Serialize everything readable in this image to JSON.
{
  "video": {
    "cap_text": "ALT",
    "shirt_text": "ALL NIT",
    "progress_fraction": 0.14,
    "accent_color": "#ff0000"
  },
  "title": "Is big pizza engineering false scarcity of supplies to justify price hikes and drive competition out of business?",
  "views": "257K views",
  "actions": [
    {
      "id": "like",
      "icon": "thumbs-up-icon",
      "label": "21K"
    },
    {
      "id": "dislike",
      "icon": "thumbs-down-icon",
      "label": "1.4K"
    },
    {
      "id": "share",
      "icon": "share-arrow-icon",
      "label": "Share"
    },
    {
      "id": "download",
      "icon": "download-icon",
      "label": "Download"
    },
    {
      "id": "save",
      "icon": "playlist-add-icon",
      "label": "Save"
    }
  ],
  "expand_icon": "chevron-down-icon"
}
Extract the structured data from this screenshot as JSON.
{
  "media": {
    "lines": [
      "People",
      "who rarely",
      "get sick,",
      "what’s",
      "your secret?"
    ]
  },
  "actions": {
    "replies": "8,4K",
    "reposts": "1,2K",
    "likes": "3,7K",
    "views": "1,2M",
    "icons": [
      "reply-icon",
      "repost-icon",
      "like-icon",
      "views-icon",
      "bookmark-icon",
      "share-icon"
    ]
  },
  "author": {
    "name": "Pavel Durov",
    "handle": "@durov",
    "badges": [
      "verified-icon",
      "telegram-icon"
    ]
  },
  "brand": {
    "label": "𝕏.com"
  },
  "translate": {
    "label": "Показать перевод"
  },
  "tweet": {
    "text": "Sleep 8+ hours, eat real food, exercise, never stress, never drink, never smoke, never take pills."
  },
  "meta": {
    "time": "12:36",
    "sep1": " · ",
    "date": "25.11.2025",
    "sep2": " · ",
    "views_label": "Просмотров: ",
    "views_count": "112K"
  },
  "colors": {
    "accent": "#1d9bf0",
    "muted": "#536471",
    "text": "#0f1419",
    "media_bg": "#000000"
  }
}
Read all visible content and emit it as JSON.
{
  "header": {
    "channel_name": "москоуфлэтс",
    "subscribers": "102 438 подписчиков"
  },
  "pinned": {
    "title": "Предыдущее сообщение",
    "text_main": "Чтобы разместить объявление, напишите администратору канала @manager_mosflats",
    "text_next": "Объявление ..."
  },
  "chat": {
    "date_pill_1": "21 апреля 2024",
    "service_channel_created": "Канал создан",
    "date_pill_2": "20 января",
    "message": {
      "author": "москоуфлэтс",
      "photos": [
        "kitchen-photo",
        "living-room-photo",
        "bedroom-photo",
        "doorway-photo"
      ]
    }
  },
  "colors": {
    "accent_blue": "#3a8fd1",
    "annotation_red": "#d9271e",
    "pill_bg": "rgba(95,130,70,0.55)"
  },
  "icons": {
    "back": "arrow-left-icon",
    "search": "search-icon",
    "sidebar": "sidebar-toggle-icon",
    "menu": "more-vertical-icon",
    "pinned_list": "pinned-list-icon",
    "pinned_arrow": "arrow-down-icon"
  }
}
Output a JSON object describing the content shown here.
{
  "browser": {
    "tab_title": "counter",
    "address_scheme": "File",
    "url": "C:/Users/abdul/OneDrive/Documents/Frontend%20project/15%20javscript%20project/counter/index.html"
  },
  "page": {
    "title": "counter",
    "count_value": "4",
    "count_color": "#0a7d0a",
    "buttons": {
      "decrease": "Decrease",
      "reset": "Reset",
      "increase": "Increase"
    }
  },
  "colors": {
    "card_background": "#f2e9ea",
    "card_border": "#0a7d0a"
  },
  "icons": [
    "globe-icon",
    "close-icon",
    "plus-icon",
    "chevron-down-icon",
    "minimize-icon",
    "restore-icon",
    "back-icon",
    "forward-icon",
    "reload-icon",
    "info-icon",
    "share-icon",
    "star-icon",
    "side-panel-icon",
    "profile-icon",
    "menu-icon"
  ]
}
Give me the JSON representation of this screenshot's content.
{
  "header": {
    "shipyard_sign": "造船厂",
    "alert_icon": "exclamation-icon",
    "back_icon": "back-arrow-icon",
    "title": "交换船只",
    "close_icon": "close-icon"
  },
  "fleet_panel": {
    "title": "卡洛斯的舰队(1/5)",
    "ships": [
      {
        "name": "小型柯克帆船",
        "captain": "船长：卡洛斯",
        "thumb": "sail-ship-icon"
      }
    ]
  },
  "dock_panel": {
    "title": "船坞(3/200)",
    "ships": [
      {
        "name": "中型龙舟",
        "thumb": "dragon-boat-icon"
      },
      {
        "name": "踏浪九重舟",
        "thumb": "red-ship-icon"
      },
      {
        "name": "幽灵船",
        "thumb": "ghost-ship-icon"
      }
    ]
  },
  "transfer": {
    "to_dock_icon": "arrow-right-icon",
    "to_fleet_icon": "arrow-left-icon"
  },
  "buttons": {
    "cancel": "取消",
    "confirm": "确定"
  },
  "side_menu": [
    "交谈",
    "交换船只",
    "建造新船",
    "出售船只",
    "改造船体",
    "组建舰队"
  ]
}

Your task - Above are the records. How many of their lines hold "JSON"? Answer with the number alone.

Solution to the problem - 5